Any reader of my comics will see hints that I have been through some periods of darkness in my life. I had a very chaotic and painful childhood, which lead to a chaotic and painful adulthood until I was in my 30’s. So far my 40’s have been some of the richest and deeply happy years I’ve ever known. It’s like some basic things got arranged and put into place and I’ve been allowed to live a more realized life. All I have to do to feel a sense of relief and gratitude is to remember what my life was like at 11 or 28 and I cannot believe what a cushy and nourishing life I currently live. I have the best home life I’ve ever had. I have people in my life I cherish. I have work that I’m deeply engaged in. There is literally nothing else I need. It’s nice not only to experience these things, but to KNOW that I am experiencing them.
The internet is rightly criticized for showing a curated sense of life, which makes us all feel painful bouts of status anxiety and comparison. It also gives license for a lot of weird bragging on display. That’s not what this little missive is, so forgive me if it sounds like it is. Even with all these ducks in place, I still experience all kinds of shit and struggle–I’m ALIVE and ME for pete’s sake! Still, as one of my favorite writers Kurt Vonnegut wrote about his beloved Uncle Alex:
One of the things [he] found objectionable about human beings was that they so rarely noticed it when they were happy. He himself did his best to acknowledge it when times were sweet. We could be drinking lemonade in the shade of an apple tree in the summertime, and Uncle Alex would interrupt the conversation to say, “If this isn’t nice, what is?”
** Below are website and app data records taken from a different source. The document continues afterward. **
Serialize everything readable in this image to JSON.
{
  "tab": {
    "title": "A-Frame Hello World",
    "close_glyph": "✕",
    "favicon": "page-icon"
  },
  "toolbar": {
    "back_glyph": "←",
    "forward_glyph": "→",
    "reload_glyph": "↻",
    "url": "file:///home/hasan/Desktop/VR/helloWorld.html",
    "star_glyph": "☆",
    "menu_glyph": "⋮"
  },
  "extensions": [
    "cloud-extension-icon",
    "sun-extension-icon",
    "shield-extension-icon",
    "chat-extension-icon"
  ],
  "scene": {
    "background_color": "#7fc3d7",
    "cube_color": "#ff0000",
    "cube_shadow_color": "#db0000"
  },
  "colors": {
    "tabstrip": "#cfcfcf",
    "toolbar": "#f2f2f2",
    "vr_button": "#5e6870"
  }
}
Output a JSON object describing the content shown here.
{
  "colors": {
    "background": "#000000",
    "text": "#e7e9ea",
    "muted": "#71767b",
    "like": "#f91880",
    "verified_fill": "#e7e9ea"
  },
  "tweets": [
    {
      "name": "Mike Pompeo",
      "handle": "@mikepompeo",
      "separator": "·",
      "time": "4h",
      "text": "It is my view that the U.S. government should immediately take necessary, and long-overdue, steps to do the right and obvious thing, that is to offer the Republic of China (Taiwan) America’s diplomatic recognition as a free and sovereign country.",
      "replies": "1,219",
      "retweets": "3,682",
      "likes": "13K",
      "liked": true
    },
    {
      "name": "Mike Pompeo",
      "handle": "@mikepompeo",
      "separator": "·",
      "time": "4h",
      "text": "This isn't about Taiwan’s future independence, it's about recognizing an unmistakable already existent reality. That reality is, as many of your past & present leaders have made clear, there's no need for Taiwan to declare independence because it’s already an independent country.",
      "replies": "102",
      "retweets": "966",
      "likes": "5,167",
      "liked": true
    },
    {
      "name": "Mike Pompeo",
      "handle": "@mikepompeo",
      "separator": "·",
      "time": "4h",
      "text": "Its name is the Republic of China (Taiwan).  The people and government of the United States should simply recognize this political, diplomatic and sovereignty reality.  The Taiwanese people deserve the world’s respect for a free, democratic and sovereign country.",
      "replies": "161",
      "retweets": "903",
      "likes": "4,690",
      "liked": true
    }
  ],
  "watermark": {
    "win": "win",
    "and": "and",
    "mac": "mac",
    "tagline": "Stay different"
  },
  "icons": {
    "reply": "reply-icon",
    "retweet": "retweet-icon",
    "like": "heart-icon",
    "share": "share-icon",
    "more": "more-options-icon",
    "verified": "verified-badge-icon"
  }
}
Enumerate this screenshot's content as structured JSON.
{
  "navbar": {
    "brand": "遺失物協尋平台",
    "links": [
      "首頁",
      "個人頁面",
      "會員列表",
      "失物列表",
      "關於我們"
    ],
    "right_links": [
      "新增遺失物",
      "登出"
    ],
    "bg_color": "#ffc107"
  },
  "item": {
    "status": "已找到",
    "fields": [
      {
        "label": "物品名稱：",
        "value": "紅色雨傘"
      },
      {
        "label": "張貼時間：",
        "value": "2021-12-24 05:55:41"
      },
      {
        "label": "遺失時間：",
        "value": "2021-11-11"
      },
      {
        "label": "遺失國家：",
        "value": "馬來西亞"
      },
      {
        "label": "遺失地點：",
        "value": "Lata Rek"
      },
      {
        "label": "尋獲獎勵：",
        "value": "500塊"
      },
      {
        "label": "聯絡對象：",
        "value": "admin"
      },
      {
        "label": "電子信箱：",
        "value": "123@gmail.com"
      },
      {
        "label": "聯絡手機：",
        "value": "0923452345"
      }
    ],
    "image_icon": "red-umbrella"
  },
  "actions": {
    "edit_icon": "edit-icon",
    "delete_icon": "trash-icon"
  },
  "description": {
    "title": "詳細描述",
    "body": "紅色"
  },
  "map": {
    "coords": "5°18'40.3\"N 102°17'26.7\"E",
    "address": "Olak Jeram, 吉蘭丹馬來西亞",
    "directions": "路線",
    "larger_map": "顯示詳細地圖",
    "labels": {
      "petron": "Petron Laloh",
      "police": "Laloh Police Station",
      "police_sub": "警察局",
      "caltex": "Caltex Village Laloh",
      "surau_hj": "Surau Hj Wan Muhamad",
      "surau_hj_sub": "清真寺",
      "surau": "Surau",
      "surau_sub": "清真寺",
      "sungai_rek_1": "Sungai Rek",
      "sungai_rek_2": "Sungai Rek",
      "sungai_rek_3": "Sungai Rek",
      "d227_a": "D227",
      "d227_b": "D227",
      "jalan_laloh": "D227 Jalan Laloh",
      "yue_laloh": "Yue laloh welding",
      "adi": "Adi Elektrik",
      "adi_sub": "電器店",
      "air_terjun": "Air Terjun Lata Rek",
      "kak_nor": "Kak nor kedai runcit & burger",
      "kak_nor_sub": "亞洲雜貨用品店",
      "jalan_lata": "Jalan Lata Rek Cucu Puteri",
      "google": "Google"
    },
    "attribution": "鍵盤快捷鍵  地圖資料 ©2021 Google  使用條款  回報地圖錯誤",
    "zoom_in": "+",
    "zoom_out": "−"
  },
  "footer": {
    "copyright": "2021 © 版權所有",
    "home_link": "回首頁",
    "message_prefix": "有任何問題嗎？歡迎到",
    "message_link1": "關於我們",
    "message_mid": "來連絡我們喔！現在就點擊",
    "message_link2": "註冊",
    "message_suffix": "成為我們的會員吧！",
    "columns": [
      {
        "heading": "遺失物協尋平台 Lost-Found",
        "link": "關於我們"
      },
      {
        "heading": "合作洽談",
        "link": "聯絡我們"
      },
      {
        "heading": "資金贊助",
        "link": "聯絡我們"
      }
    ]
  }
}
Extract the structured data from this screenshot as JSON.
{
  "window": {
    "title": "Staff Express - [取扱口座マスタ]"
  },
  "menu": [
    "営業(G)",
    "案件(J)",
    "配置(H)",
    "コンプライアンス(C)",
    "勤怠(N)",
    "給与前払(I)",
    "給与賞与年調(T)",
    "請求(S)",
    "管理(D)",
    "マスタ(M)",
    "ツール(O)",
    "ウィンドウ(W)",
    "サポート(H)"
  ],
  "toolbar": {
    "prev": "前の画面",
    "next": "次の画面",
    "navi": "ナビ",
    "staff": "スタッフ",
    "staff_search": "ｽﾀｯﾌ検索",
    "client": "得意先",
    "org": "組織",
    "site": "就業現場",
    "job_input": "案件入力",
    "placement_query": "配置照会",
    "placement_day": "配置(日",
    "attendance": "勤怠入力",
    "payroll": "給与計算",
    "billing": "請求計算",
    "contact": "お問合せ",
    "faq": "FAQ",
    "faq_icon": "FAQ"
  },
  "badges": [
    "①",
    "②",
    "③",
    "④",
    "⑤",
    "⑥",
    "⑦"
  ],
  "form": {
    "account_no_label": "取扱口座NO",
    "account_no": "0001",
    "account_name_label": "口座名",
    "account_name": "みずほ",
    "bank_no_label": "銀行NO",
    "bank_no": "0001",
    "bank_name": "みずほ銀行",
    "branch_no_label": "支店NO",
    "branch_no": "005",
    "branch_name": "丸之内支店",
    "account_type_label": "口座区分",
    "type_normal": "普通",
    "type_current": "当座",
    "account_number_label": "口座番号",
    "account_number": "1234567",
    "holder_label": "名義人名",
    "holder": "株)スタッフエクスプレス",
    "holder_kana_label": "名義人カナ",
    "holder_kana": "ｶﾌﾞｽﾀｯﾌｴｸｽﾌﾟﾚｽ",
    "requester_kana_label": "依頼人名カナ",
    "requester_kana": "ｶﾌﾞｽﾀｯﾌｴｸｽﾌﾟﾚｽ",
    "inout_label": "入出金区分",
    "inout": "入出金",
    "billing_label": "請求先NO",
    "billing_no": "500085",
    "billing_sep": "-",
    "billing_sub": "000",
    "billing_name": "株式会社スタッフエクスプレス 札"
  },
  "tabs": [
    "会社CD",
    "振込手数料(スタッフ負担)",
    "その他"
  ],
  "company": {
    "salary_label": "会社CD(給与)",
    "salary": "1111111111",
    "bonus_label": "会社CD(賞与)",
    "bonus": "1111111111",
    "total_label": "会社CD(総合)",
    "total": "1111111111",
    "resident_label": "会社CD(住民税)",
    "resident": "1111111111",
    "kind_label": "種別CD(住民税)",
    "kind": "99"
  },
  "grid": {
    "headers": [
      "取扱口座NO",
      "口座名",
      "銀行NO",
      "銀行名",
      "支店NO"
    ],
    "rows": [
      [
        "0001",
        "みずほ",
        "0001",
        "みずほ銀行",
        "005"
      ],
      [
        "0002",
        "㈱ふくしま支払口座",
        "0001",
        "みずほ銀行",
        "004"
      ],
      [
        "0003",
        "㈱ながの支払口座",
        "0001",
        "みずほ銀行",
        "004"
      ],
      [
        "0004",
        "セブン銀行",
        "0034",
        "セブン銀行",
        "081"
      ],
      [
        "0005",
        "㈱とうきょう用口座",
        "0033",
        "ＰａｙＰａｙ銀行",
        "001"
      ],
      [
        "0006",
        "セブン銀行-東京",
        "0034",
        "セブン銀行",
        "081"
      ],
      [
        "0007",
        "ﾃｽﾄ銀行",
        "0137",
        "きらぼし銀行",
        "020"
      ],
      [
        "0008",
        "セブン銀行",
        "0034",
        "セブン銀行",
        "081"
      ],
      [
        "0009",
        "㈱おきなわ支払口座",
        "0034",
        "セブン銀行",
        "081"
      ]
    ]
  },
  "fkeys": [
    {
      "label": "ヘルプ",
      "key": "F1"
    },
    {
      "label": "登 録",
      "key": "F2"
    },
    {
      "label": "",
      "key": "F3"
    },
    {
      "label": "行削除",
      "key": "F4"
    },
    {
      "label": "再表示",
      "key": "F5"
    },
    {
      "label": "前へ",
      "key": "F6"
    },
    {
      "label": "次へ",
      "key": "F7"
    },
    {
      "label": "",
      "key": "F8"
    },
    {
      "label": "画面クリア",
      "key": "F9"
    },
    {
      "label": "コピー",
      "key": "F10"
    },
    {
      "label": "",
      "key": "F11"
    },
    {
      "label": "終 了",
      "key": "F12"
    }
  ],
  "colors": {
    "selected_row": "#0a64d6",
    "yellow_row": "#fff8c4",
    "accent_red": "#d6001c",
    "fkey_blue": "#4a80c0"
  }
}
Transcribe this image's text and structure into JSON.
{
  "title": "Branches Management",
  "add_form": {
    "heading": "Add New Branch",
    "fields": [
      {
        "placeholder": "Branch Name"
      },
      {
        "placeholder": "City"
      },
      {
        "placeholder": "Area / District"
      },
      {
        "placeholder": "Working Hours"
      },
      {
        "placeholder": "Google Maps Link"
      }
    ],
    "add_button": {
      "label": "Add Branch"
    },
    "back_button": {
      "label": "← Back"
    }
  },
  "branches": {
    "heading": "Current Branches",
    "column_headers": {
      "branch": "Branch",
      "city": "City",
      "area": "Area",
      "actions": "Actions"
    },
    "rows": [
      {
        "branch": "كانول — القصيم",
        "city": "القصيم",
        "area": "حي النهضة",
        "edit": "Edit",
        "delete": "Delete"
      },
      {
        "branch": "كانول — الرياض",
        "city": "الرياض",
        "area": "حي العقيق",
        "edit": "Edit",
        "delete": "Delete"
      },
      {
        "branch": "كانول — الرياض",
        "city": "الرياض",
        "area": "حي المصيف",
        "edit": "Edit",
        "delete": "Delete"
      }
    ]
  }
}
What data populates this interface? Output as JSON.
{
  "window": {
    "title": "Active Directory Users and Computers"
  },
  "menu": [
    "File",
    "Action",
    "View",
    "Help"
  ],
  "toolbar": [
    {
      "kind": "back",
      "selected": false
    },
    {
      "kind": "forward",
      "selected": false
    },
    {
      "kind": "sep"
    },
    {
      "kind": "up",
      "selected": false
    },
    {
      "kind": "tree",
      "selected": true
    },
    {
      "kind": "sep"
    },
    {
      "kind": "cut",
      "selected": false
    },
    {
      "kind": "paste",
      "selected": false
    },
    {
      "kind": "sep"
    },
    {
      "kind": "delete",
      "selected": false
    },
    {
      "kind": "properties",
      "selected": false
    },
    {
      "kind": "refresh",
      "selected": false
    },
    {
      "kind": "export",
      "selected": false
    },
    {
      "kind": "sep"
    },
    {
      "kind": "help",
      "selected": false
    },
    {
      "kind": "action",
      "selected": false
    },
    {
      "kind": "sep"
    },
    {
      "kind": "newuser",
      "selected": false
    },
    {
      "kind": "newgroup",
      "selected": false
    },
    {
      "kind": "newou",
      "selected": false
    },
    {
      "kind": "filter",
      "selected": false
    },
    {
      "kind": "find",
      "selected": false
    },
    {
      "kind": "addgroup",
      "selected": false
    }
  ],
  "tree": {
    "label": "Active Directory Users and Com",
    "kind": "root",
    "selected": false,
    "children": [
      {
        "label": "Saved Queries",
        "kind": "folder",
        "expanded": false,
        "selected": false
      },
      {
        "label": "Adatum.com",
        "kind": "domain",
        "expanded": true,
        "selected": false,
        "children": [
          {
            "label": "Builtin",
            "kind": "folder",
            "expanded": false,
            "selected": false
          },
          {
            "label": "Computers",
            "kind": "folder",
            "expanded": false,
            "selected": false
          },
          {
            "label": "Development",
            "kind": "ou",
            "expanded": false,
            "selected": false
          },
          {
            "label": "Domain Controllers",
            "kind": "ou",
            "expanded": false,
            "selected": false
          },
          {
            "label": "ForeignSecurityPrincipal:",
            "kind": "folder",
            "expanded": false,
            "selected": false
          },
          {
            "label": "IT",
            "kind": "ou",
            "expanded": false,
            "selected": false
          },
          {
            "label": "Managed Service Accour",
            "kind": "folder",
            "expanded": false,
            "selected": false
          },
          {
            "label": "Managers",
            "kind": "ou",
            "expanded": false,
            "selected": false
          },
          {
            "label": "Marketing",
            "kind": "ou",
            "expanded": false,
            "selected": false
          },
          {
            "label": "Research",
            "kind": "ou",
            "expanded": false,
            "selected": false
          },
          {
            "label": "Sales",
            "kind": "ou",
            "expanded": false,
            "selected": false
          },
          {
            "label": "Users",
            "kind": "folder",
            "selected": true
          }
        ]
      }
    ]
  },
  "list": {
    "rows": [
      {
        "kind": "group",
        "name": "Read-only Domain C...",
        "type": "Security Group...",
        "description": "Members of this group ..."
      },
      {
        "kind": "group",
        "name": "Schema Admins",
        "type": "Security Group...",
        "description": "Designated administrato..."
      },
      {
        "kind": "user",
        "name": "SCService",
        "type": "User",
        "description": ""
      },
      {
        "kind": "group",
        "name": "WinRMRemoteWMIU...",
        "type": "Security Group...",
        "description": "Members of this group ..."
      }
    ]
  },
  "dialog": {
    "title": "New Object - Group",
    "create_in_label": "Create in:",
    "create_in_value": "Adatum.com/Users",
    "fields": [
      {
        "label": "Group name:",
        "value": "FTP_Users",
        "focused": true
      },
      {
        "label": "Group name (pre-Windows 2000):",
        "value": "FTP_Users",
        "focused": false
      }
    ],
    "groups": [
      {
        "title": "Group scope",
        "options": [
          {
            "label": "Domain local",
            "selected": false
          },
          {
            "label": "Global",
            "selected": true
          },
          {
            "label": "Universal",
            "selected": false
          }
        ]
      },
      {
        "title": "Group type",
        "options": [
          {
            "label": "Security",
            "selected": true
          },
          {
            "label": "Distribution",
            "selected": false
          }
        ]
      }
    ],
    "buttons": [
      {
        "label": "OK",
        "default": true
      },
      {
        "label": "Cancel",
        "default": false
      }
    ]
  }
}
So I hope that you will do the same for the rest of your lives. When things are going sweetly and peacefully, please pause a moment, and then say out loud, “If this isn’t nice, what is?”
On my birthday my family went into New York and spent the morning at the Museum of Modern Art. It was Gus’ first time going and I was over the moon that he was not only willing to go, but EXCITED to go. As I sat with him looking at an exhibit I suddenly realized I didn’t want to be anywhere else or with anyone else. In other words, I was happy.
If this isn’t nice, what is?
All this is really to say everything that others have said and probably better: If you’re struggling, me too. If you’re struggling, it gets better. Getting older is so far awesome. Also, it beats the alternative. Also? Thank you.